Sitting in size and price between the likes of Ford’s Fiesta and Focus hot ST models, the Slovakian-built GT builds on the strong styling of the base hatch, which is not sold here.
Road presence is set by a deeper, more aggressive front splitter and extra air intakes, in which there are two banks of four LED driving lights — some even liked the square LED arrangement.
Kia DNA shows through the overall look of the front end, which is not a bad thing at all, with the broad-shouldered and wide stance flowing through the flanks to the rear, which has rear LED lights and a diffuser wrapped around the dual exhausts.
The brand’s Essendon sponsorship was in hindsight a lock-in, given the penchant for red-lit black interiors. The GT is no exception.
The cabin is dominated by excellent Recaro leather/suede sports seats, with a grippy sports leather steering wheel and gearshifter, rubber-dotted alloy sports pedals and a smattering of alloy trim bits.
Informing the driver is a clear two-mode LCD panel that can display conventional dials or a performance digital display, which adds boost and torque gauges to a digital speed readout, but don’t ditch the dyno just yet.
Smaller occupants are easily accommodated in the back and the 380L boot can be expanded to 1225Lwith rear seats folded; a little extra space is also available beneath the cargo bay floor.
The mainstream model gets five stars in Euro NCAP, so you’d expect a similarly equipped GT to replicate that ranking — safety features includes stability and traction control, a hill-start helper, anti-lock brakes (which Kia says halt the GT from 105km/h in less than 37 metres), six airbags, seat belt reminders and three child seat anchor points.
It also has rain-sensing wipers, automatic headlights, tyre pressure monitoring and automatically locks its doors when under way and will automatically unlock if there’s an impact.
Straight away the GT feels a livelier beast than its Hyundai cousin, despite tipping the scales a little heavier.

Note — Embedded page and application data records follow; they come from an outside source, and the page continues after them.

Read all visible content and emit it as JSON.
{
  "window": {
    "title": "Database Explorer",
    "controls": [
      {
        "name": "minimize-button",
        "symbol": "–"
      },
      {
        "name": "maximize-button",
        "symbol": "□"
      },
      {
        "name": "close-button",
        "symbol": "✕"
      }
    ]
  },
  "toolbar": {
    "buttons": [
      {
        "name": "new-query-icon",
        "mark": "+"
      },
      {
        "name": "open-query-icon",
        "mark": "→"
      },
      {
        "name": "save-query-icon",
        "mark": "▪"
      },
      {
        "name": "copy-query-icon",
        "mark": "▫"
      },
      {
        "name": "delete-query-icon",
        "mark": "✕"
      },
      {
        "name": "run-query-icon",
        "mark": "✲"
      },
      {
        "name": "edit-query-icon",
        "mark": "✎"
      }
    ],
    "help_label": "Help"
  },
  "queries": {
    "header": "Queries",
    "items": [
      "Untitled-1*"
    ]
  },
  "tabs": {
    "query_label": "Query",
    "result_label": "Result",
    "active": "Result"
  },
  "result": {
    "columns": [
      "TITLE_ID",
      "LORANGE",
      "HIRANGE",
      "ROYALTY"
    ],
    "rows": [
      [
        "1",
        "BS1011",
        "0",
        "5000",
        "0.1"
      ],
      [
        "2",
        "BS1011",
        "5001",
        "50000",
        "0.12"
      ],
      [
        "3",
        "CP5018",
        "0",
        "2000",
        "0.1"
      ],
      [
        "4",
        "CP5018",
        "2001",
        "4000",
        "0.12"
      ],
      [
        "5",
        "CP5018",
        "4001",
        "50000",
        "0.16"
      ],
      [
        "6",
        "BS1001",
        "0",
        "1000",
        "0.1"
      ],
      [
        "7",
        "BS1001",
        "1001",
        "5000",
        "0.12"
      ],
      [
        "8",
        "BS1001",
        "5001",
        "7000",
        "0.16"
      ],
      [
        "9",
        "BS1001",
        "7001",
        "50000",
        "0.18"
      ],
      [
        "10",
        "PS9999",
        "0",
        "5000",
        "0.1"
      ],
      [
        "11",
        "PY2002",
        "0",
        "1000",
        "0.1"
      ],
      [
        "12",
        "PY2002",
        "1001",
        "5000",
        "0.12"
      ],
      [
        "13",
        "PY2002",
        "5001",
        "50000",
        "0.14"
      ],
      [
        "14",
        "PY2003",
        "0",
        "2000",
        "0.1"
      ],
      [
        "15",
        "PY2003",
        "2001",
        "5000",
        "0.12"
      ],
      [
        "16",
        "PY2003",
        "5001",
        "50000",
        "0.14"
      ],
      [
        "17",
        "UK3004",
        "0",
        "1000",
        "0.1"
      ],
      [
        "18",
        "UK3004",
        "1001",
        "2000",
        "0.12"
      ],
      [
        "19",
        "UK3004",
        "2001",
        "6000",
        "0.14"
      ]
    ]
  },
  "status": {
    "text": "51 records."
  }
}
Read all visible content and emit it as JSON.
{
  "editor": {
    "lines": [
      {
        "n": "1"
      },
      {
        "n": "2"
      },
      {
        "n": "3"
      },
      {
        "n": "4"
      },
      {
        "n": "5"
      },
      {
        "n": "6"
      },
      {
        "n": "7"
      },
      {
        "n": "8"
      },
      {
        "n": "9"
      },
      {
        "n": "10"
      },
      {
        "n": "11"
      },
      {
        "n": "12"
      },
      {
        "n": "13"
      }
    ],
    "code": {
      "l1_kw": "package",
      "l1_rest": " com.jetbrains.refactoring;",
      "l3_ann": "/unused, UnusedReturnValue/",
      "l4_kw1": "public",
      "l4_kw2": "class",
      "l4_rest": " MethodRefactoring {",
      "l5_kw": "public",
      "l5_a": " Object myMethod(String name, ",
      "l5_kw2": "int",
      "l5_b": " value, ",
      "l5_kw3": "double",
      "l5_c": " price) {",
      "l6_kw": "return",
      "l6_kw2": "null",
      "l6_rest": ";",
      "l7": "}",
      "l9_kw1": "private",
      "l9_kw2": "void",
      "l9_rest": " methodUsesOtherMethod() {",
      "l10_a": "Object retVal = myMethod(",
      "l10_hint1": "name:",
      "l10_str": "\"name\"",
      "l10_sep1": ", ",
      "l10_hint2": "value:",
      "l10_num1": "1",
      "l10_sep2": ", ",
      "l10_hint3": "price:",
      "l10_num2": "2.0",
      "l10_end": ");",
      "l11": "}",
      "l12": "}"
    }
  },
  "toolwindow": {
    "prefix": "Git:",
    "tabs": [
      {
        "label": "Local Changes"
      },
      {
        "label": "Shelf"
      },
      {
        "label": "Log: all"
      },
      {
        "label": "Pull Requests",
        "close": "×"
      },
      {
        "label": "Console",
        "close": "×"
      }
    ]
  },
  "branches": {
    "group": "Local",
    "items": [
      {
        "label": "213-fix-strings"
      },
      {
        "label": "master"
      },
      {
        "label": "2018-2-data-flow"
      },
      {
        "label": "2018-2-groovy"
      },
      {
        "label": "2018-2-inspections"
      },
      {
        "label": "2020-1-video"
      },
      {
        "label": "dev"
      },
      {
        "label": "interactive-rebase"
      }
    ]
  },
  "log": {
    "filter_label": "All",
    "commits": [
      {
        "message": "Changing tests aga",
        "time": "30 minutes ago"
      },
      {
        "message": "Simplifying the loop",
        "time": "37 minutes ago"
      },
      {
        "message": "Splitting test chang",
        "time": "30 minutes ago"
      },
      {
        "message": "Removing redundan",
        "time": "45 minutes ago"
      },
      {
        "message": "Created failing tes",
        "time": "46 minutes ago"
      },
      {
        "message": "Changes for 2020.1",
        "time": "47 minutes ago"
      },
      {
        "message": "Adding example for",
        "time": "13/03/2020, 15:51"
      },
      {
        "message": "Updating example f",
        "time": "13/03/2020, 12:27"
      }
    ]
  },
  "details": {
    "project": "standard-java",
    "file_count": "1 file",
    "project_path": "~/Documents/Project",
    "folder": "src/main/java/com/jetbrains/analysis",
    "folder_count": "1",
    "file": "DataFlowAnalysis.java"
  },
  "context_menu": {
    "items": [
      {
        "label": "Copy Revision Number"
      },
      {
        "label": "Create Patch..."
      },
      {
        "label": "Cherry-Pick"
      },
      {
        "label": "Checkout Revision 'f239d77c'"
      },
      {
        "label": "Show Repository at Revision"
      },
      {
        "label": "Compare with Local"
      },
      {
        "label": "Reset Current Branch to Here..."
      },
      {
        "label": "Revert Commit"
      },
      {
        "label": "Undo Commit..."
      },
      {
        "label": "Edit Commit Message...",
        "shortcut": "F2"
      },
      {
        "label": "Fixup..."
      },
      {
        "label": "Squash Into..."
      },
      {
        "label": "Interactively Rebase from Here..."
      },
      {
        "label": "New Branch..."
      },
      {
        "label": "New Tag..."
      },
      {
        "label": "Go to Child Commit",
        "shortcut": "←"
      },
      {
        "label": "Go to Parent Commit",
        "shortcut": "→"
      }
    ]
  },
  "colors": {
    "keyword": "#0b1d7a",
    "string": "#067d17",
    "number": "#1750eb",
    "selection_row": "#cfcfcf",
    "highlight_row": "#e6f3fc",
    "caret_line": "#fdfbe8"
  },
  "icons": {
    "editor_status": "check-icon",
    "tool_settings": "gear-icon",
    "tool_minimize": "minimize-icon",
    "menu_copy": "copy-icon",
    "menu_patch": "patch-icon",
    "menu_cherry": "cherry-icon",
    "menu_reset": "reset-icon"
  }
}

The ride around town is firm and a little rattled over small bumps but not beyond the scale of its competition in the segment.
The 0-100km/h claim of 7.7 seconds sounds a little on the tardy side yet it nips through traffic on a flexible torque band and doesn’t need to be stirred often, although the crisp and neat gearshift will encourage clutch work.
Sadly, for now, there’s no auto option, which will limit volumes. The supply-constrained GT is rumoured to be coming with a seven-speed double-clutch auto, so hope remains for the manually challenged. The chassis benefits from the multilink rear end absent from the Veloster, with which it shares the powerplant, as well as input from the local suspension and steering gurus — uprated dampers, springs and bushes, a